[Records for the exercise — start]
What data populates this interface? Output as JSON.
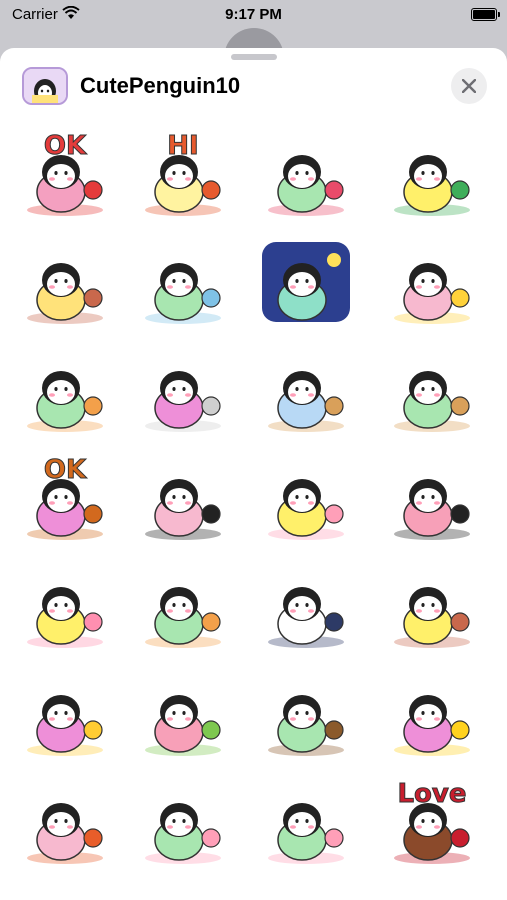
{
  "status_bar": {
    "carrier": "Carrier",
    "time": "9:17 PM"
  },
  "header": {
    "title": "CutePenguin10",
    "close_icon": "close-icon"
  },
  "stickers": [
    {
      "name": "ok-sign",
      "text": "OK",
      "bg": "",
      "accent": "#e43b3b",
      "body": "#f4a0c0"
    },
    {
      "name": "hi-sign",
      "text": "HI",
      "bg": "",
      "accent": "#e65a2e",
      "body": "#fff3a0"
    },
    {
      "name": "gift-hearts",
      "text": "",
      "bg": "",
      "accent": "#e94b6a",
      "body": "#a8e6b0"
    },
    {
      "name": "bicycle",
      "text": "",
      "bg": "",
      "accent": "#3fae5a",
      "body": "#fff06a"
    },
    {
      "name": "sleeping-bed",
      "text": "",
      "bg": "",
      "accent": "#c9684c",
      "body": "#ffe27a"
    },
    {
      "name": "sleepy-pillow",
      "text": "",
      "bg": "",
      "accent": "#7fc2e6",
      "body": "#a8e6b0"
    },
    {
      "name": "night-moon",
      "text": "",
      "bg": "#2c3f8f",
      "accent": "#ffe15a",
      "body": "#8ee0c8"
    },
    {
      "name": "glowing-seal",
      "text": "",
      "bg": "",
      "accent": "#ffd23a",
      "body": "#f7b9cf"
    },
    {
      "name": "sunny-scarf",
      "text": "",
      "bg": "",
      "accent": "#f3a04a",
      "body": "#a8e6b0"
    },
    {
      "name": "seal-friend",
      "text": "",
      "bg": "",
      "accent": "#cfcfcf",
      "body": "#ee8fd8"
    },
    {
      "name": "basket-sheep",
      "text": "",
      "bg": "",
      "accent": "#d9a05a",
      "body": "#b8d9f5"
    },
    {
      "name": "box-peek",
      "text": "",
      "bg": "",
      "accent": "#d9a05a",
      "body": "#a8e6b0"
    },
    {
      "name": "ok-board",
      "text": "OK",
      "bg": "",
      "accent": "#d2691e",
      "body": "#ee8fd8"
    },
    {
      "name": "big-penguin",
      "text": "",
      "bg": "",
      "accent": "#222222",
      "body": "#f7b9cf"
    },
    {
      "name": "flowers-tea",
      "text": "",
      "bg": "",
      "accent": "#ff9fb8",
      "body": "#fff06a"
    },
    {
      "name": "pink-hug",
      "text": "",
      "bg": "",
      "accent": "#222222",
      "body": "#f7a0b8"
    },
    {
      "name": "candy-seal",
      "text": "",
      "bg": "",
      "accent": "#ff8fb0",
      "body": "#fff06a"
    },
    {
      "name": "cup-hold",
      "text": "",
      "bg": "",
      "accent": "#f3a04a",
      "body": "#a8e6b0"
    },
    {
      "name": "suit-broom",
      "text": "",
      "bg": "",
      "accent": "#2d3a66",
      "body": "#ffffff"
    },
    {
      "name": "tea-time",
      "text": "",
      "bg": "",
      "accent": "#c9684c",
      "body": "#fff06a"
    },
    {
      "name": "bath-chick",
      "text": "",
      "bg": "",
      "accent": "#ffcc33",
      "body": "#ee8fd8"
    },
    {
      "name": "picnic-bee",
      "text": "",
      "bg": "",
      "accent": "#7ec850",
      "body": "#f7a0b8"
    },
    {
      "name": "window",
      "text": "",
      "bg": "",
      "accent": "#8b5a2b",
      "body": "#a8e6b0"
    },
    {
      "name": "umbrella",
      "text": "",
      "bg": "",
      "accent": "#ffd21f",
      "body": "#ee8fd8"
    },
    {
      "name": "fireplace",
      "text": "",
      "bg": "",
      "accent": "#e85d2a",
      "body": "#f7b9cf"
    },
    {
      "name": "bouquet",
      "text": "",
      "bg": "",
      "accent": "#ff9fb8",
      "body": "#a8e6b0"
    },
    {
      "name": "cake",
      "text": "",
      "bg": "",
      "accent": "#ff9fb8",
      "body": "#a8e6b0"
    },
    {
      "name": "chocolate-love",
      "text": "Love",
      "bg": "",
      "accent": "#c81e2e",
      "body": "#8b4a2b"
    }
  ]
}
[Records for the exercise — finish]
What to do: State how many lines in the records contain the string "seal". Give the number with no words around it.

Task answer: 3